Employment Inequality, Employment Regulation, and Social Welfare
This paper develops a model which explains the unequal employment outcomes of two groups - defined as their, respective, likelihoods of successfully filling job vacancies - in terms of disparities in their access to job networks. This disparity arises because a proportion of vacancies are filled using informal methods so that, as a first step, information about vacancies only becomes available through word-of-mouth; as a second step, appointments are based on the recommendations of existing employees. If society is fragmented, then members of one group will have little or no contact with members of the other group. Therefore, the power to inform and to recommend becomes excessively concentrated in the group that dominates the workforce. In such a situation, the role of fair-employment regulation is to ensure fair access to jobs for all. While this generates equity gains, it could, by raising the costs of hiring and firing, also be accompanied by efficiency losses.

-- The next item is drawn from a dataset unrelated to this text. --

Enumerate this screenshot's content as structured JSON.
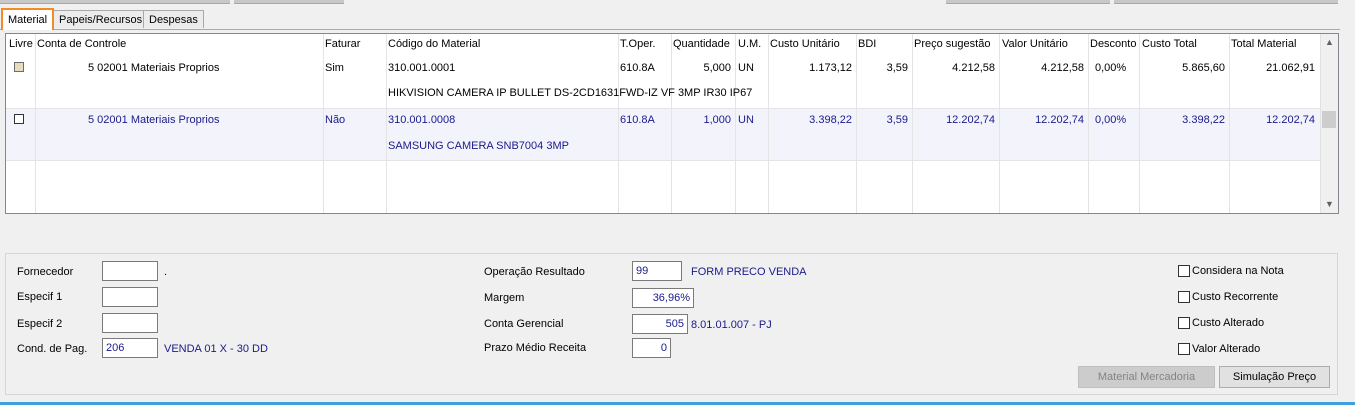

Whether social welfare increases or decreases as a result of regulation depends on the relative magnitudes of these gains and losses.
|Date of creation:||2002|
|Publication status:||Published in Economic Growth, Inequality, and Migration (2002): pp. 108-130|
|Contact details of provider:|| Postal: Ludwigstraße 33, D-80539 Munich, Germany|
Web page: https://mpra.ub.uni-muenchen.de
More information through EDIRC
Please report citation or reference errors to , or , if you are the registered author of the cited work, log in to your RePEc Author Service profile, click on "citations" and make appropriate adjustments.:
- Lewis, W Arthur, 1979. "The Dual Economy Revisited," The Manchester School of Economic & Social Studies, University of Manchester, vol. 47(3), pages 211-229, September.
- Becker, Gary S., 1971. "The Economics of Discrimination," University of Chicago Press Economics Books, University of Chicago Press, edition 2, number 9780226041162, January.
- Kenneth J. Arrow, 1998. "What Has Economics to Say about Racial Discrimination?," Journal of Economic Perspectives, American Economic Association, vol. 12(2), pages 91-100, Spring.
- Elmslie, Bruce & Sedo, Stanley, 1996. "Discrimination, social psychology, and hysteresis in labor markets," Journal of Economic Psychology, Elsevier, vol. 17(4), pages 465-478, August.
- Phelps, Edmund S, 1972. "The Statistical Theory of Racism and Sexism," American Economic Review, American Economic Association, vol. 62(4), pages 659-661, September.
- Atkinson, Anthony B., 1970. "On the measurement of inequality," Journal of Economic Theory, Elsevier, vol. 2(3), pages 244-263, September.
- Anne O. Krueger, 1963. "The Economics of Discrimination," Journal of Political Economy, University of Chicago Press, vol. 71, pages 481-481.
When requesting a correction, please mention this item's handle: RePEc:pra:mprapa:20008. See general information about how to correct material in RePEc.
For technical questions regarding this item, or to correct its authors, title, abstract, bibliographic or download information, contact: (Joachim Winter)
If references are entirely missing, you can add them using this form.